Justice League #0
Young Billy Batson enters a mysterious realm occupied by a strange wizard who, after an exchange debating Billy’s worthiness, ultimately grants him magical powers based on the teenager’s past good deeds. Billy has other impulses, however, and returns to Earth a new man with new opportunities.
Let’s be clear about this: Justice League has been an awful, awful book since the New 52, but I’ve been following it in recent months for Geoff Johns and Gary Frank’s much-needed revamp of the Shazam characters. Sadly, Issue #0 is not all that it could be.
To start, Billy’s interactions with this supposedly wise, all-knowing wizard are borderline ridiculous at times, with some of the laziest dialogue I’ve read from Johns yet. Billy doesn’t even receive his powers because he’s special – literally, his receives them because the wizard had already rejected several other potentially worthy candidates simply because they were flawed, and Billy was the first to point out that everyone has flaws. It’s a cheapening of the mythology; Billy doesn’t have any special qualities about him, he’s chosen merely because Black Adam is free and there’s no time left.
This miniseries has gotten a lot of criticism over the fact that Billy is kind of an awful kid, but I didn’t see it until this issue’s ending. Really, the way Billy chooses to use his powers is legitimately awful. You’d think he’d at least have some inkling of, you know, what being responsible means. Gary Frank’s artwork is also a bit off. Here’s he’s trying to draw a balance of both Billy and the original Captain Marvel into a single person, to wildly inconsistent effect panel to panel. I appreciate the attempt, but it’s useless when the seams are showing so conspicuously.

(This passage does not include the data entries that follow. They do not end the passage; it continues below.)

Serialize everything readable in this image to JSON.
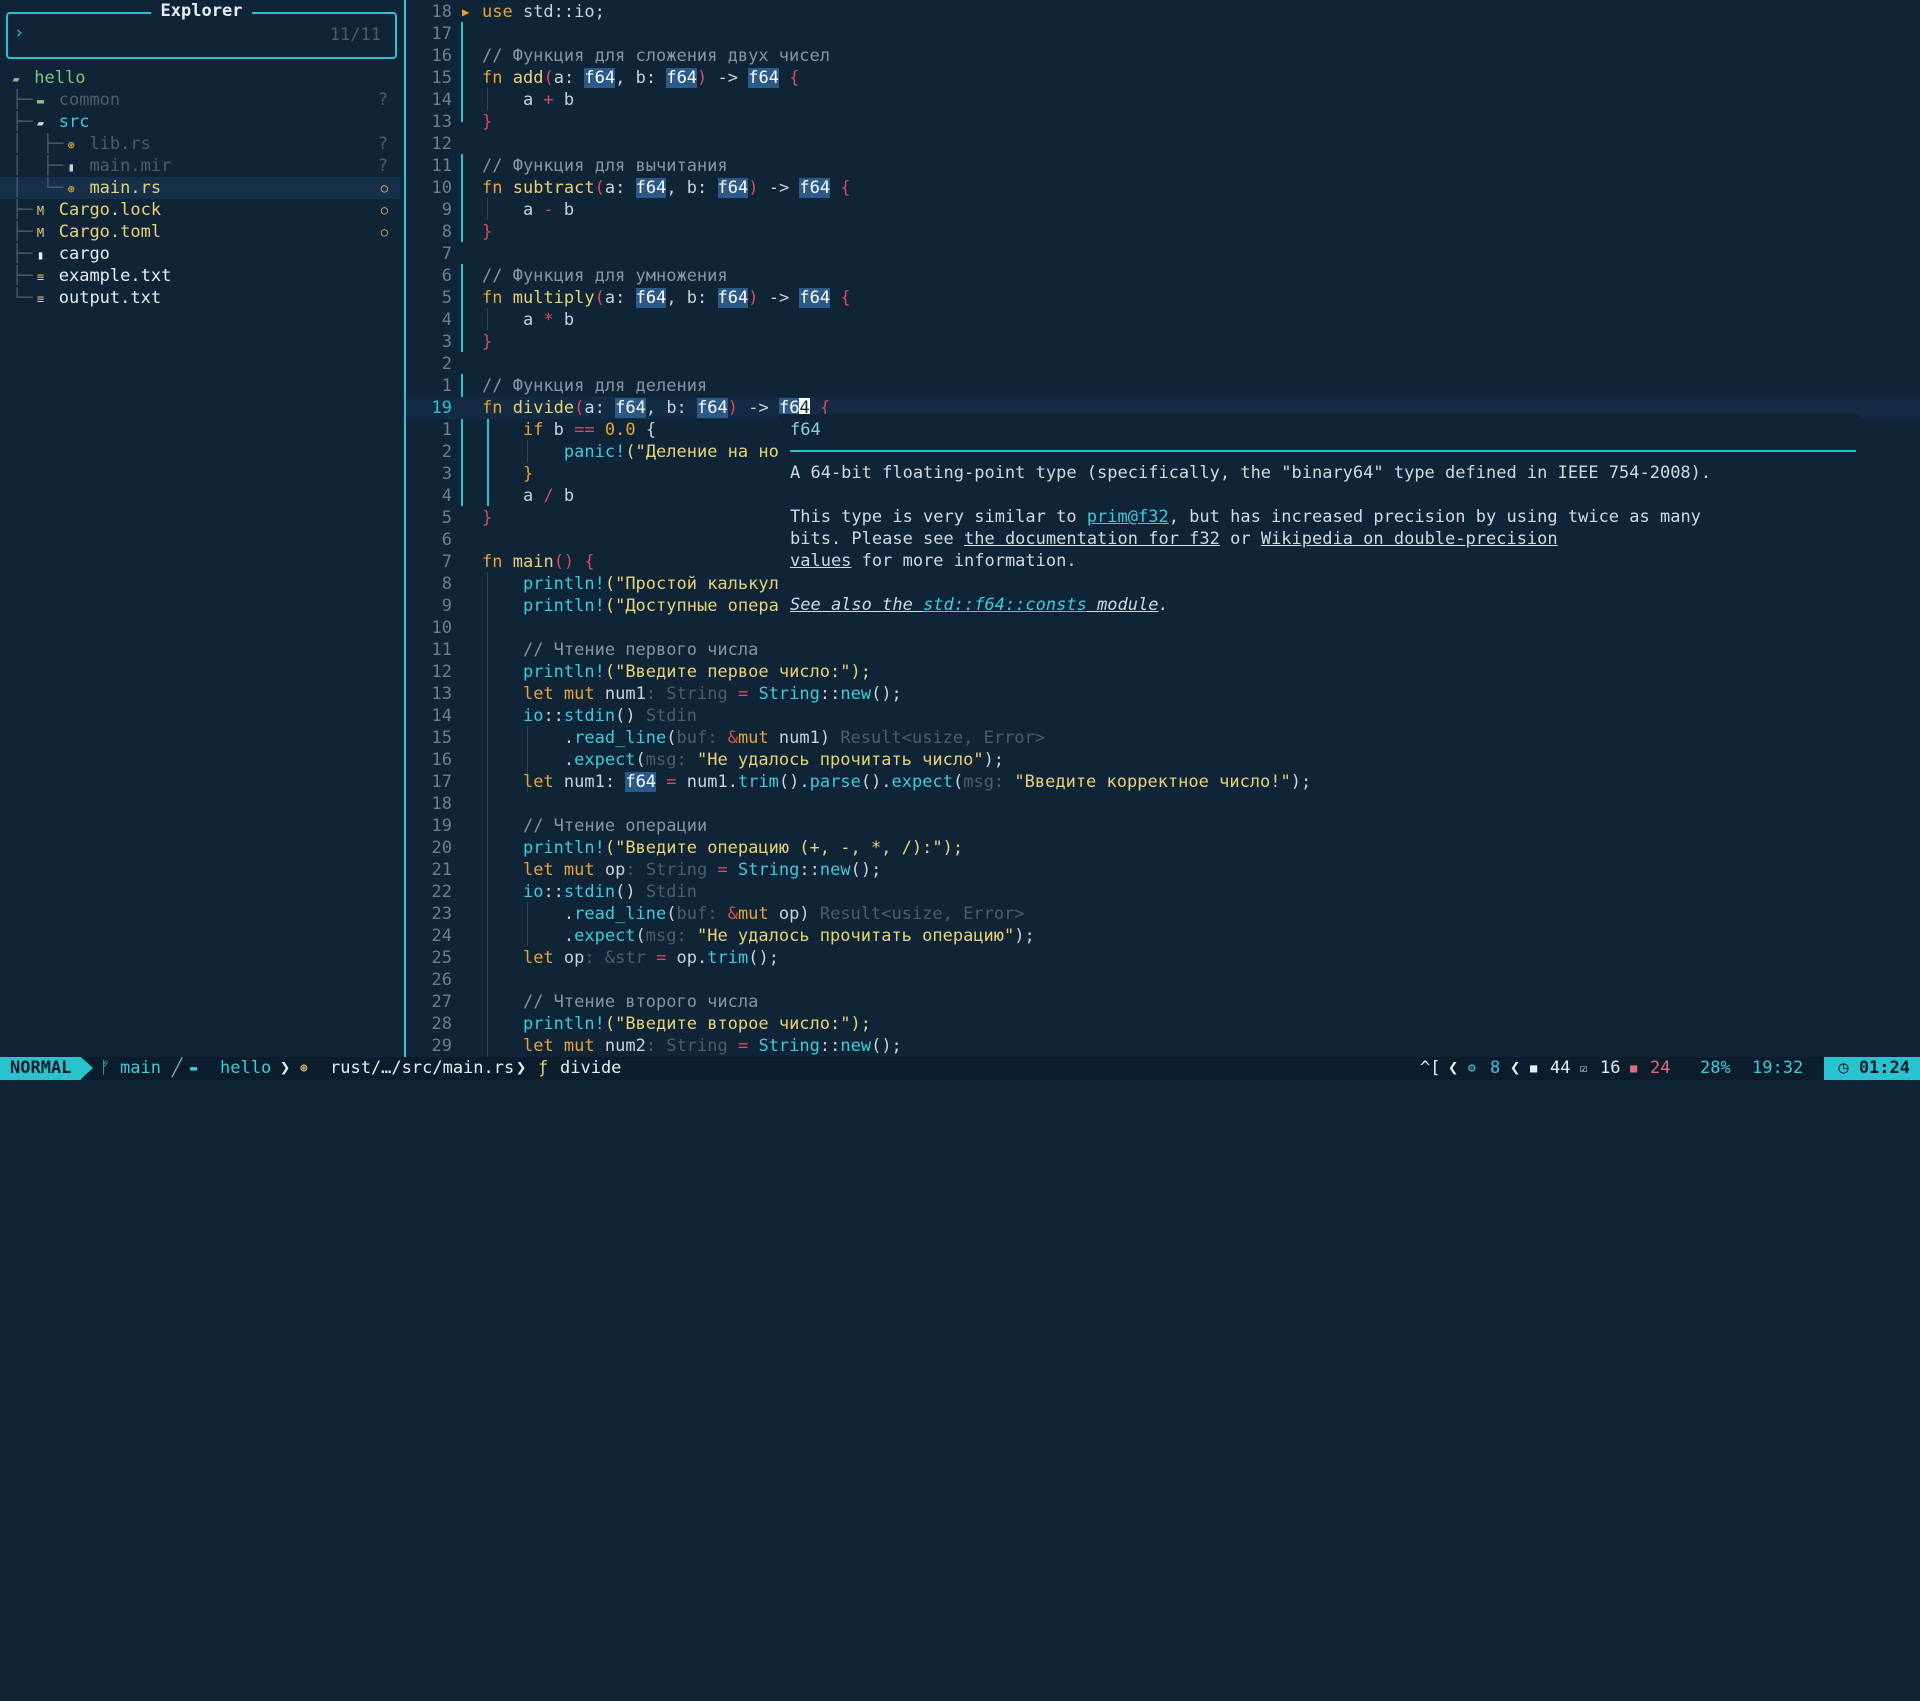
{
  "explorer": {
    "title": "Explorer",
    "prompt": "›",
    "count": "11/11",
    "items": [
      {
        "label": "hello"
      },
      {
        "label": "common",
        "status": "?"
      },
      {
        "label": "src"
      },
      {
        "label": "lib.rs",
        "status": "?"
      },
      {
        "label": "main.mir",
        "status": "?"
      },
      {
        "label": "main.rs",
        "status": "○"
      },
      {
        "label": "Cargo.lock",
        "status": "○"
      },
      {
        "label": "Cargo.toml",
        "status": "○"
      },
      {
        "label": "cargo"
      },
      {
        "label": "example.txt"
      },
      {
        "label": "output.txt"
      }
    ]
  },
  "editor": {
    "line_numbers": [
      "18",
      "17",
      "16",
      "15",
      "14",
      "13",
      "12",
      "11",
      "10",
      "9",
      "8",
      "7",
      "6",
      "5",
      "4",
      "3",
      "2",
      "1",
      "19",
      "1",
      "2",
      "3",
      "4",
      "5",
      "6",
      "7",
      "8",
      "9",
      "10",
      "11",
      "12",
      "13",
      "14",
      "15",
      "16",
      "17",
      "18",
      "19",
      "20",
      "21",
      "22",
      "23",
      "24",
      "25",
      "26",
      "27",
      "28",
      "29"
    ],
    "code": {
      "l0_use": "use",
      "l0_rest": " std::io;",
      "cm_add": "// Функция для сложения двух чисел",
      "fn_add": "add",
      "cm_sub": "// Функция для вычитания",
      "fn_sub": "subtract",
      "cm_mul": "// Функция для умножения",
      "fn_mul": "multiply",
      "cm_div": "// Функция для деления",
      "fn_div": "divide",
      "panic_str": "(\"Деление на но",
      "main_fn": "main",
      "pl_1": "(\"Простой калькул",
      "pl_2": "(\"Доступные опера",
      "cm_read1": "// Чтение первого числа",
      "str_first": "(\"Введите первое число:\");",
      "num1": "num1",
      "str_fail_num": "\"Не удалось прочитать число\"",
      "str_correct": "\"Введите корректное число!\"",
      "cm_readop": "// Чтение операции",
      "str_op": "(\"Введите операцию (+, -, *, /):\");",
      "op": "op",
      "str_fail_op": "\"Не удалось прочитать операцию\"",
      "cm_read2": "// Чтение второго числа",
      "str_second": "(\"Введите второе число:\");",
      "num2": "num2"
    }
  },
  "hover": {
    "signature": "f64",
    "p1": "A 64-bit floating-point type (specifically, the \"binary64\" type defined in IEEE 754-2008).",
    "p2a": "This type is very similar to ",
    "p2_link": "prim@f32",
    "p2b": ", but has increased precision by using twice as many",
    "p3a": "bits. Please see ",
    "p3_link1": "the documentation for f32",
    "p3b": " or ",
    "p3_link2": "Wikipedia on double-precision",
    "p4_link": "values",
    "p4b": " for more information.",
    "p5a": "See also the ",
    "p5_link": "std::f64::consts",
    "p5b": " module",
    "p5c": "."
  },
  "statusline": {
    "mode": "NORMAL",
    "branch": "main",
    "project": "hello",
    "path": "rust/…/src/main.rs",
    "symbol": "divide",
    "keys": "^[",
    "hints": "8",
    "lsp_ok": "44",
    "lsp_check": "16",
    "lsp_err": "24",
    "percent": "28%",
    "position": "19:32",
    "time": "01:24"
  },
  "colors": {
    "accent": "#29c2cf",
    "background": "#0f2436",
    "keyword": "#e8a23a",
    "function": "#e8d27a",
    "bracket": "#d94a5a"
  }
}
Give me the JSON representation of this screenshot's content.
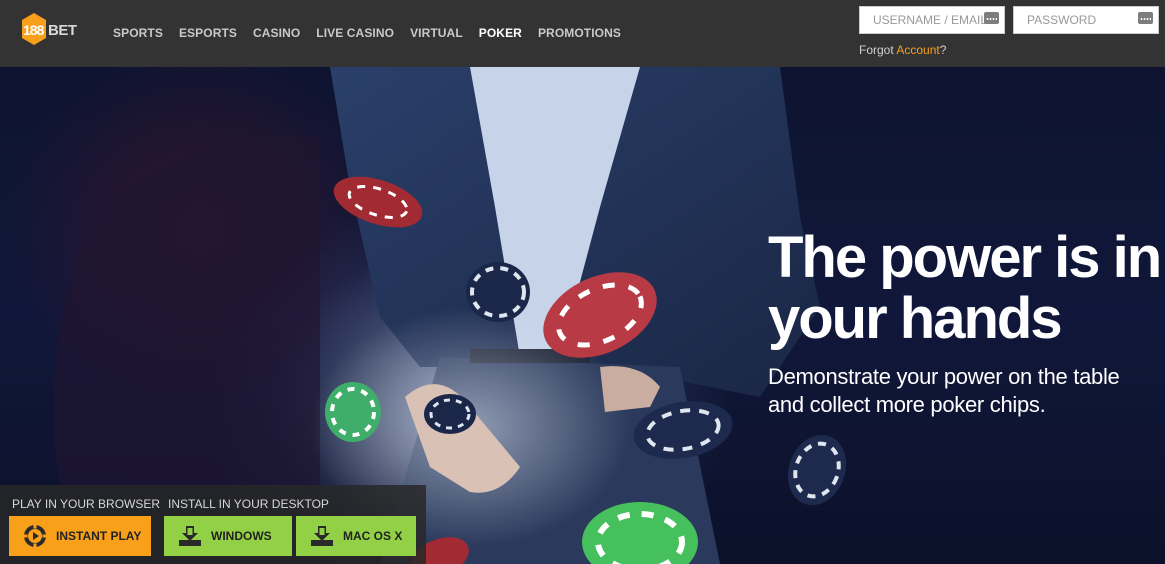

It’s all topped off with a pretty unremarkable cliffhanger hinting at the fate of another member of Trinity of Sin, who already seems to be going through some rather uncharacteristic changes. Either way, Justice League #0 is brought down a lot by lazy storytelling and unbalanced artwork, but I still find it more readable than the “Holy Moly!” incarnation of yesteryear. Despite its flaws, a lot of the way Billy is treated more like how an actual kid might act works really well. I can’t give Issue #0 a recommendation, but I do insist checking out the overall arc to see what further awaits in the change-up.